Mechanism Of Action
In dopaminergic nerve terminals in the brain, Fluorodopa (FDOPA) F 18 is decarboxylated by amino acid decarboxylase to Fluorodopamine (FDA) F 18 and stored in presynaptic vesicles in the brain. The accumulation of F 18 FDA in the striatum is visually detected in the PET scan.
Optimal PET imaging is achieved between 75 to 90 minutes after administration of Fluorodopa F 18 Injection based on its pharmacokinetics. The relationship between Fluorodopa F 18 dose and plasma concentration is not fully characterized.
Following the intravenous administration, Fluorodopa F 18 is cleared from the blood with a biologic half-life of about 1 to 3 hours. The time course of “background” brain radioactivity after Fluorodopa F 18 was evaluated. F 18 activity in the cerebellum was greater than the parietal or occipital cortex during the first 30 minutes after Fluorodopa F 18 suggesting regional differences in amino acid transport.
Fluorodopa F 18 is cleared from the blood and tissue within 24 hours.
Fluorodopa F 18 is decarboxylated by aromatic amino acid decarboxylase in the striatum to Fluorodopamine F 18. Fluorodopamine F 18 is also metabolized via monoamine oxidase to yield [18F] 6-fluoro- 3,4-dihydroxyphenylacetic acid (18FDOPAC) and subsequently by COMT to yield [18F]6-fluorohomovanillic acid (18FHVA).
80% of the radioactivity is eliminated through the urine. Urine radioactivity peaks at about 30 minutes post-injection. The radiation absorbed dose to the bladder wall is reduced by emptying the bladder just before scanning.
The safety and efficacy of F-18 FDOPA were evaluated in a prospective single-arm study conducted at a single center that enrolled 68 adult patients with possible Parkinsonian syndrome (PS). In the study, F-18 FDOPA image reads were compared to a reference clinical diagnostic standard of Parkinsonian syndrome or non- Parkinsonian syndrome (non-PS) established at 6 to 9 months after the F-18 FDOPA PET scan by a movement disorder specialist blinded to F-18 FDOPA PET results. The reference clinical diagnostic standard for PS included Parkinson's disease (PD), progressive supranuclear palsy (PSP), corticobasal degeneration (CBD), and multiple system atrophy (MSA). These conditions have been associated with dopaminergic neurodegeneration and F-18 FDOPA PET imaging was not designed to distinguish among the conditions. The reference clinical diagnostic standard for non-PS included essential tremor (ET) diagnosis, vascular parkinsonism, drug-induced parkinsonism, and other non-PS diagnoses.

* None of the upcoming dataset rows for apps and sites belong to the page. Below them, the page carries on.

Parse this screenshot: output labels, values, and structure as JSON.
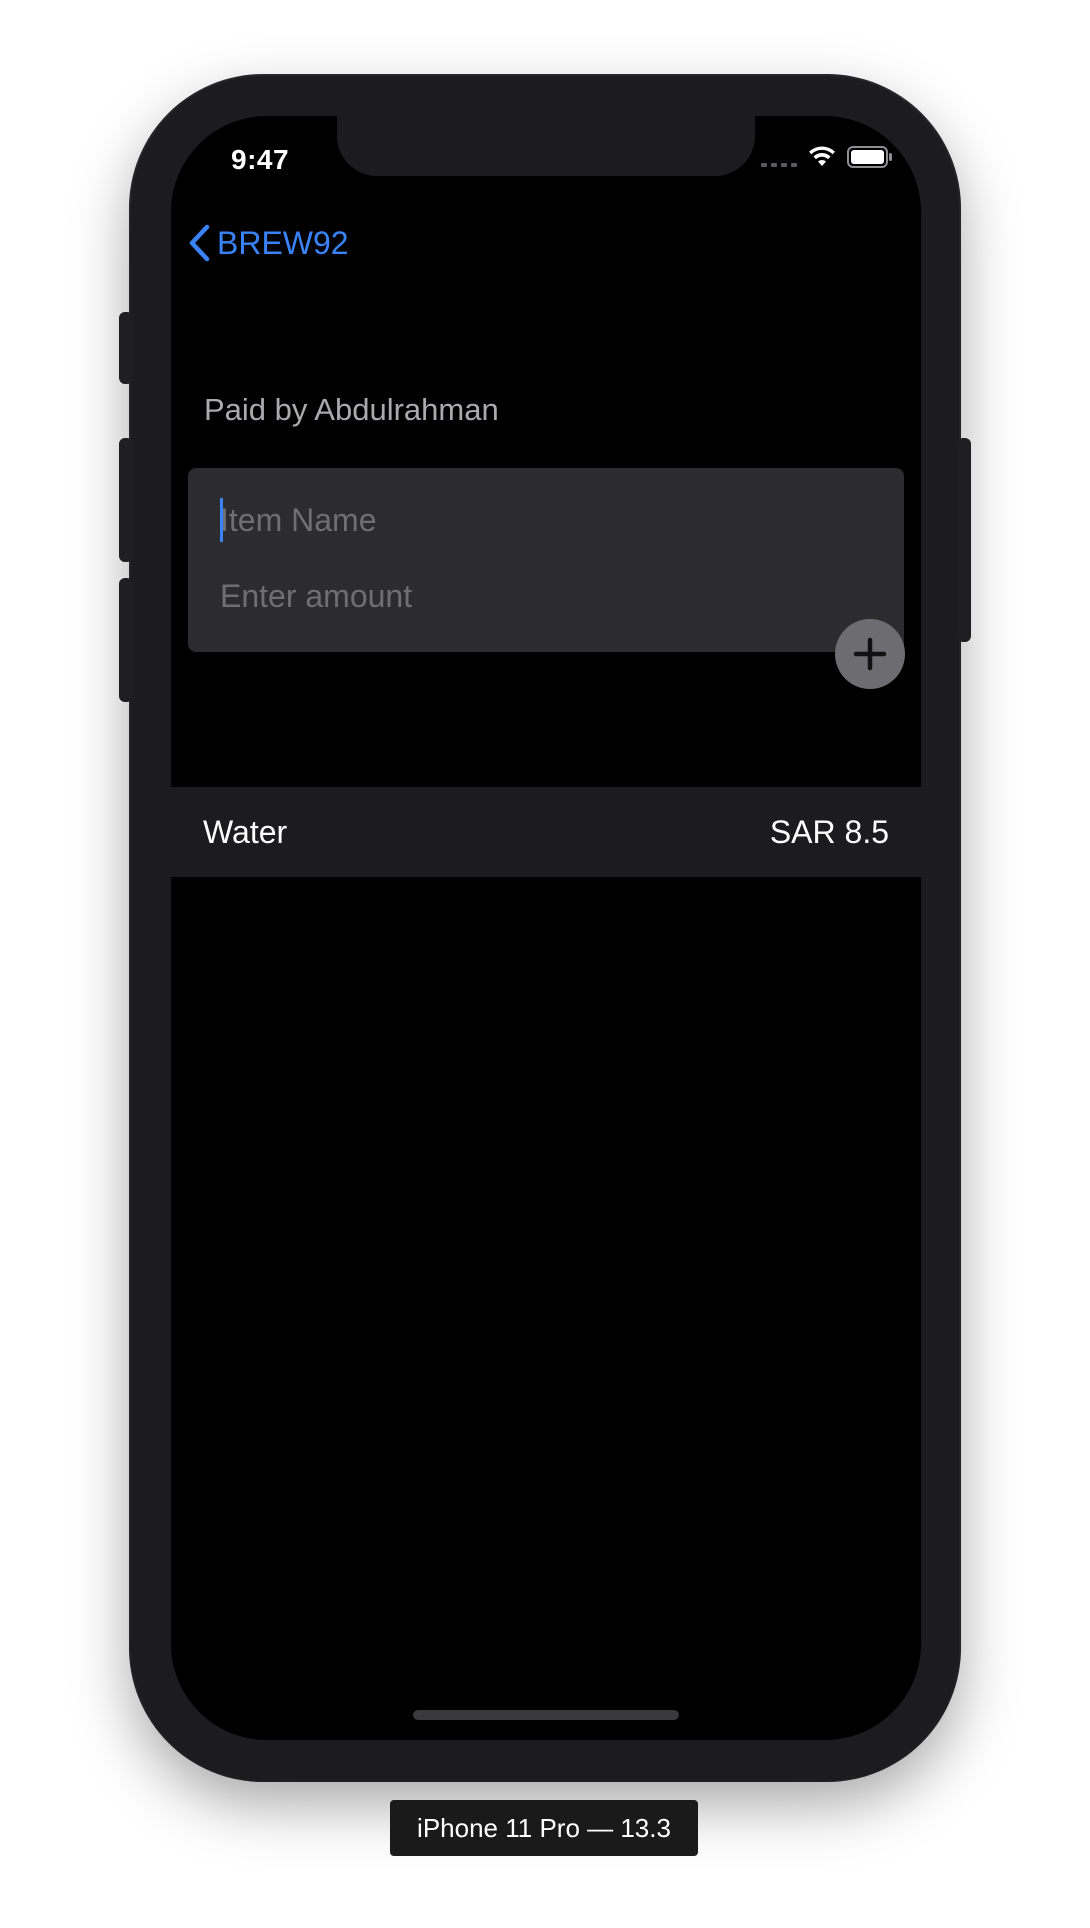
{
  "status_bar": {
    "time": "9:47"
  },
  "nav": {
    "back_label": "BREW92"
  },
  "bill": {
    "paid_by": "Paid by Abdulrahman"
  },
  "form": {
    "item_name_placeholder": "Item Name",
    "item_name_value": "",
    "amount_placeholder": "Enter amount",
    "amount_value": ""
  },
  "items": [
    {
      "name": "Water",
      "amount": "SAR 8.5"
    }
  ],
  "simulator": {
    "device_label": "iPhone 11 Pro — 13.3"
  },
  "colors": {
    "accent": "#3a82f7",
    "background": "#000000",
    "card": "#2c2c2e",
    "row": "#1c1c1e"
  }
}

Carbidopa (150 mg) was administered orally to patients approximately 60 minutes prior to the administration of Fluorodopa F 18 Injection. Each patient was injected 5 mCi F-18 FDOPA (range 4.5-5.5 mCi), and PET images were acquired 80-100 minutes post injection.
F-18 FDOPA PET images were evaluated independently by 3 readers blinded to clinical information who had no other role in patient assessment. Patients with at least one cardinal feature of PS were referred to the study by physicians who were uncertain of a diagnosis. Thirty-three of these patients had symptoms for 2 years or less. Fifty-six of these patients completed F-18 FDOPA PET imaging and at least 6 month clinical follow-up. Among these 56 patients, 32% were female and 68% were male. Mean patient age was 66 years. Thirty-three patients were categorized as PS, and twenty-three patients were categorized as non-PS based on minimum 6 month clinical follow-up by a movement disorder specialist.
Table 5 shows the positive percent agreement and negative percent agreement of F-18 FDOPA Injection PET image results with the reference clinical diagnostic standard. Positive percent agreement represents the percent of patients with positive F-18 FDOPA PET images among all the patients with a clinical diagnostic reference standard of PS. Negative percent agreement represents the percent of patients with negative F-18 FDOPA PET images among the patients with a non-PS clinical diagnostic reference standard.
Table 5. Positive and Negative Percent Agreement for F-18 FDOPA Injection PET Imaging
|n=56 Patients||Positive percent agreement||Negative percent agreement|
|Positive test/Clinical PS|
(95 % CI)
|Negative test/Clinical non-PS|
(95 % CI)
73% (55, 87)
91% (72, 99)
49% (31, 67)
91% (72, 99)
58% (39, 75)
83% (61, 94)
The effectiveness of F-18 FDOPA PET as a screening or confirmatory test and for monitoring disease progression or response to therapy has not been established.